From Summer 2016 to April 2019 I made six working visits to Brittany, mostly focusing on an area within a 30 km diameter of the small town of Guingamp.
Although some of its residents have absolutely no direct involvement with neither football nor farming, Guingamp is famous for both. Brittany has more than 40,000 farms, mostly oriented towards cattle, pig and poultry breeding, and cereals and vegetable production. With six million pigs in the region, and a human population of only 3.2 million people, the pigs, in Orwellian fashion, can quite literally take over.

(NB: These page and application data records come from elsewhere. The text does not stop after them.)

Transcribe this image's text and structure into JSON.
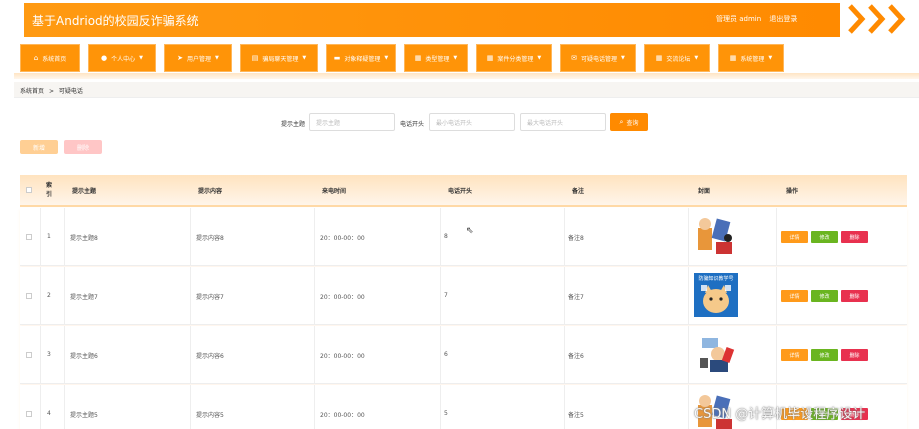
{
  "header": {
    "title": "基于Andriod的校园反诈骗系统",
    "admin_label": "管理员 admin",
    "logout_label": "退出登录"
  },
  "nav": [
    {
      "label": "系统首页",
      "icon": "home-icon",
      "glyph": "⌂",
      "dropdown": false
    },
    {
      "label": "个人中心",
      "icon": "user-icon",
      "glyph": "●",
      "dropdown": true
    },
    {
      "label": "用户管理",
      "icon": "send-icon",
      "glyph": "➤",
      "dropdown": true
    },
    {
      "label": "骗局聊天管理",
      "icon": "doc-icon",
      "glyph": "▤",
      "dropdown": true
    },
    {
      "label": "对象释疑管理",
      "icon": "list-icon",
      "glyph": "▬",
      "dropdown": true
    },
    {
      "label": "类型管理",
      "icon": "grid-icon",
      "glyph": "▦",
      "dropdown": true
    },
    {
      "label": "案件分类管理",
      "icon": "grid-icon",
      "glyph": "▦",
      "dropdown": true
    },
    {
      "label": "可疑电话管理",
      "icon": "chat-icon",
      "glyph": "✉",
      "dropdown": true
    },
    {
      "label": "交流论坛",
      "icon": "grid-icon",
      "glyph": "▦",
      "dropdown": true
    },
    {
      "label": "系统管理",
      "icon": "grid-icon",
      "glyph": "▦",
      "dropdown": true
    }
  ],
  "breadcrumb": {
    "home": "系统首页",
    "sep": ">",
    "current": "可疑电话"
  },
  "search": {
    "topic_label": "提示主题",
    "topic_placeholder": "提示主题",
    "phone_label": "电话开头",
    "phone_min_placeholder": "最小电话开头",
    "phone_max_placeholder": "最大电话开头",
    "search_label": "查询"
  },
  "toolbar": {
    "add_label": "新增",
    "delete_label": "删除"
  },
  "table": {
    "headers": {
      "index": "索引",
      "topic": "提示主题",
      "content": "提示内容",
      "time": "来电时间",
      "phone": "电话开头",
      "note": "备注",
      "cover": "封面",
      "action": "操作"
    },
    "rows": [
      {
        "index": "1",
        "topic": "提示主题8",
        "content": "提示内容8",
        "time": "20：00-00：00",
        "phone": "8",
        "note": "备注8"
      },
      {
        "index": "2",
        "topic": "提示主题7",
        "content": "提示内容7",
        "time": "20：00-00：00",
        "phone": "7",
        "note": "备注7"
      },
      {
        "index": "3",
        "topic": "提示主题6",
        "content": "提示内容6",
        "time": "20：00-00：00",
        "phone": "6",
        "note": "备注6"
      },
      {
        "index": "4",
        "topic": "提示主题5",
        "content": "提示内容5",
        "time": "20：00-00：00",
        "phone": "5",
        "note": "备注5"
      }
    ],
    "actions": {
      "detail": "详情",
      "edit": "修改",
      "delete": "删除"
    },
    "poster_caption": "防骗知识教学号"
  },
  "watermark": "CSDN @计算机毕设程序设计",
  "colors": {
    "primary": "#ff8a00",
    "edit": "#6ab520",
    "delete": "#e8314f"
  }
}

The city also hosts a professional football team called En Avant de Guingamp, which maintains a real ‘David and Goliath’ reputation...it won the French Cup in the 2008–2009 season while it was still part of the 2nd league, and beat Rennes to win the French Cup in 2013–2014. People from all backgrounds in the region seem to be supporters, particularly its agricultural community. Significantly, the exhibition of my prints will not only take place at Guingamp’s art centre, GwinZegal. Forty of the images are also displayed at the football stadium itself, as extremely large prints, lining the entrance. Around 19,000 people attend their football matches, and in the spirit of my project Port Glasgow, which was delivered uniquely to all 8,000 homes in the Port by the local boys football team, this project is also being returned to the local community through football. The Brittany farming community, which constitutes the primary demographic among En Avant de Guingamp supporters, are both the subject of, and the principal audience for, the print exhibition at the stadium.
I met many people in Brittany who have evolved complex, unconventional relationships to animals, and who have also found new ways to think about the treatment and consumption of animals as food. These relationships are explored both metaphorically and directly in my images. Jean-Roc, for example, a kind of horse whisperer who trains horses to stand on cars, spends his life working with abused animals and rehabilitating them...Melinda worked in an abattoir for thirteen years, and then one day decided she could not stand the death anymore, and now she lives with and gives a home to a host of disabled, abused, or rejected animals. Alain, who adopts ecological models, says the definition of ‘non-industrial’ pig farming is when the pigs recognise the farmers voice.. I was given a wealth of real, practical insights into new ways of living with and rearing animals - even if the endpoint is still animals as food.
Notions of utopia, or ecotopia, underpin these images of farmers, nuns, Breton dancers, baton twirlers, people breeding pigs, dogs, or horses, supermarket shoppers, football supporters and football players, families on the beach or attending a beauty pageant.
The resulting photo book and exhibition are now accompanied by a special publication containing interviews with Brittany farmers and a call to action written by Terre de Liens / Access to Land Network. The book urges support for a sustainable, humane, even ecotopian type of agriculture and greater access to land. Along with the photo book Parade, I have sent out this new publication Parade Texts free to the UK and European ministries of agriculture and food, key policymakers, and to both rural and urban schools and libraries both in Britain and France.